Formatting a Lisp-like Syntax

Pyth, 24 20 19 18 bytes


Increments a counter for every line, counts total number of closing parentheses encountered so far, and subtracts it from the counter. Then we indent by counter tabs.

Common Lisp - 486 414 bytes (Rube Goldberg version)

(labels((p(x d)(or(when(listp x)(#2=princ #\()(p(car x)d)(incf d)(dolist(a(cdr x))(format t"~%~v{   ~}"d'(t))(p a d))(#2# #\)))(#2# x))))(let((i(make-string-input-stream(with-output-to-string(o)(#1=ignore-errors(do(b c)(())(if(member(setq c(read-char))'(#\( #\) #\  #\tab #\newline):test'char=)(progn(when b(prin1(coerce(reverse b)'string)o))(#2# c o)(setq b()))(push c b))))))))(#1#(do()(())(p(read i)0)(terpri)))))


Instead of doing like everybody else and count parentheses by hand, let's invoke the Lisp reader and do it The Right Way :-)

  • Read from input stream and write to a temporary output stream.
  • While doing so, aggregate characters different from (, ) or whitespace as strings.
  • The intermediate output is used to build a string, which contains syntactically well-formed Common-Lisp forms: nested lists of strings.
  • Using that string as an input stream, call the standard read function to build actual lists.
  • Call p on each of those lists, which recursively write them to the standard output with the requested format. In particular, strings are printed unquoted.

As a consequence of this approach:

  1. There are less restrictions on the input format: you can read arbitrarly formatted inputs, not just "one function per line" (ugh).
  2. Also, if the input is not well-formed, an error will be signaled.
  3. Finally, the pretty-printing function is well decoupled from parsing: you can easily switch to another way of pretty-printing S-expressions (and you should, if you value your vertical space).


Reading from a file, using this wrapper:

(with-open-file (*standard-input* #P"path/to/example/file")

Here is the result:


(it seems that tabs are converted to spaces here)

Pretty-printed (golfed version)

Contrary to the safer original version we expect input to be valid.

(labels ((p (x d)
            (when (listp x)
              (princ #\()
              (p (car x) d)
              (incf d)
              (dolist (a (cdr x)) (format t "~%~v{  ~}" d '(t)) (p a d))
              (princ #\)))
            (princ x))))
  (let ((i
          (with-output-to-string (o)
             (do (b
               (if (member (setq c (read-char)) '(#\( #\) #\  #\tab #\newline)
                           :test 'char=)
                    (when b (prin1 (coerce (reverse b) 'string) o))
                    (princ c o)
                    (setq b nil))
                   (push c b))))))))
    (ignore-errors (do () (nil) (p (read i) 0) (terpri)))))

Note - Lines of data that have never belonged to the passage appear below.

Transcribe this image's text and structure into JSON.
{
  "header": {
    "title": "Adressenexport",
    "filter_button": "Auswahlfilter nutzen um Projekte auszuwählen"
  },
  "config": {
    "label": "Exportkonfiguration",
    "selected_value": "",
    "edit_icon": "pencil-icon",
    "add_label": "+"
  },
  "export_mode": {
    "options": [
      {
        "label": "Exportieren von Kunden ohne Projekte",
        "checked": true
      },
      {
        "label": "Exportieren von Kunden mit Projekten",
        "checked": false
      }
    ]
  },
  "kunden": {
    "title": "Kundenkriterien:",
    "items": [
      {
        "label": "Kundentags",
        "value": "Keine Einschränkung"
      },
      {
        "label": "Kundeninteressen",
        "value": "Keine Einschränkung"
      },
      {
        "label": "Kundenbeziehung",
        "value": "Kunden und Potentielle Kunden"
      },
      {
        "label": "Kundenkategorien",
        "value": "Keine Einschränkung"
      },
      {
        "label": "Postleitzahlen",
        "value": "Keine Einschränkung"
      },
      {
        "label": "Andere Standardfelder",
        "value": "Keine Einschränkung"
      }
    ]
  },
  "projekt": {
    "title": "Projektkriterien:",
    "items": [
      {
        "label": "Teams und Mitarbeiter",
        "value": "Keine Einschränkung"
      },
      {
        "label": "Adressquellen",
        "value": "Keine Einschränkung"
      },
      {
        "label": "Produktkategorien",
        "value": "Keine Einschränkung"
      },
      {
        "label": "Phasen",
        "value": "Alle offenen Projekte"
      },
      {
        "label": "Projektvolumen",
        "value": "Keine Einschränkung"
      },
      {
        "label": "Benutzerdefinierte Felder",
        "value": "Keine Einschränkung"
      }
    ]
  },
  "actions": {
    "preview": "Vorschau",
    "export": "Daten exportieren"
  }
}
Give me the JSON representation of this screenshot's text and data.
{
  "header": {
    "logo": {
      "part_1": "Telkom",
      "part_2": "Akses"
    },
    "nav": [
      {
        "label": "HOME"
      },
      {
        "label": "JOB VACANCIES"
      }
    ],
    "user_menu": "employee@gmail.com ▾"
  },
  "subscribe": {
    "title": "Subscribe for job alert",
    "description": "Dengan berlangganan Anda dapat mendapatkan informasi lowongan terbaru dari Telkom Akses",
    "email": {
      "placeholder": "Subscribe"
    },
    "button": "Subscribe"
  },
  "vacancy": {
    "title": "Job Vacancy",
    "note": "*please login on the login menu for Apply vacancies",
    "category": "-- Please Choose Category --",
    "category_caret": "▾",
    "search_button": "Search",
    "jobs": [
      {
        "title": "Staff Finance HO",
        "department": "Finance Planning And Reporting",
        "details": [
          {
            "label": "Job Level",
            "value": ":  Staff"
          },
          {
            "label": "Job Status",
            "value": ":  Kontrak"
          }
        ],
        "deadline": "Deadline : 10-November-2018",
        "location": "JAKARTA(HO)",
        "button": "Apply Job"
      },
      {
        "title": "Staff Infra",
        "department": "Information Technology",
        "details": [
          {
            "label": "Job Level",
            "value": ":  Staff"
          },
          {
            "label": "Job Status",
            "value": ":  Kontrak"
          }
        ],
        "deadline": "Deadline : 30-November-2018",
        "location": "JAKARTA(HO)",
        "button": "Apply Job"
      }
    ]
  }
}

Retina, 89 83 bytes


Where <tab> stands for an actual tab character (0x09) and <empty> stands for an empty line. After making those replacements, you can run the above code with the -s flag. However, I'm not counting that flag, because you could also just put each line in its own source file, in which case the 7 newlines would be replaced by 7 penalty bytes for the additional source files.

This is a full program, taking input on STDIN and printing the result to STDOUT.


Every pair of lines defines a regex substitution. The basic idea is to make use of .NET's balancing groups to count the current depth up to a given (, and then insert that many tabs before that (.


First, we prepare the input. We can't really write back a conditional number of tabs, if we can't find them somewhere in the input string to capture them. So we start by duplicating the entire input, separated by a tab. Note that the s` just activates the single-line (or "dot-all") modifier, which ensures that the . also matches newlines.


Now we turn every character after that tab into a tab as well. This gives us a sufficient amount of tabs at the end of the string, without modifying the original string so far.


This is the meat of the solution. The m and s activate multi-line mode (so that ^ matches the beginnings of lines) and single-line mode. The + tells Retina to keep repeating this substitution until the output stops changing (in this case, that means until the pattern no longer matches the string).

The pattern itself matches a prefix of the input up to an unprocessed ( (that is, a ( that doesn't have any tabs before it, but should). At the same time it determines the depth of the prefix with balancing groups, such that the height of stack 2 will correspond to the current depth, and therefore to number of tabs we need to append. That is this part:


It either matches a (, pushing it onto the 2 stack, or it matches a ), popping the last capturing from the 2 stack, or it matches something else and leaves the stack untouched. Since the parentheses are guaranteed to be balanced we don't need to worry about trying to pop from an empty stack.

After we've gone through the string like this and found an unprocessed ( to stop at, the lookahead then skips ahead to the end of the string, and captures tabs into group 3 while popping from the 2 stack until its empty:


By using a + in there, we ensure that the pattern only matches anything if at least one tab should be inserted into the match - this avoids an infinite loop when there are multiple root-level functions.


Lastly, we just get rid of those helper tabs at the end of the string to clean up the result.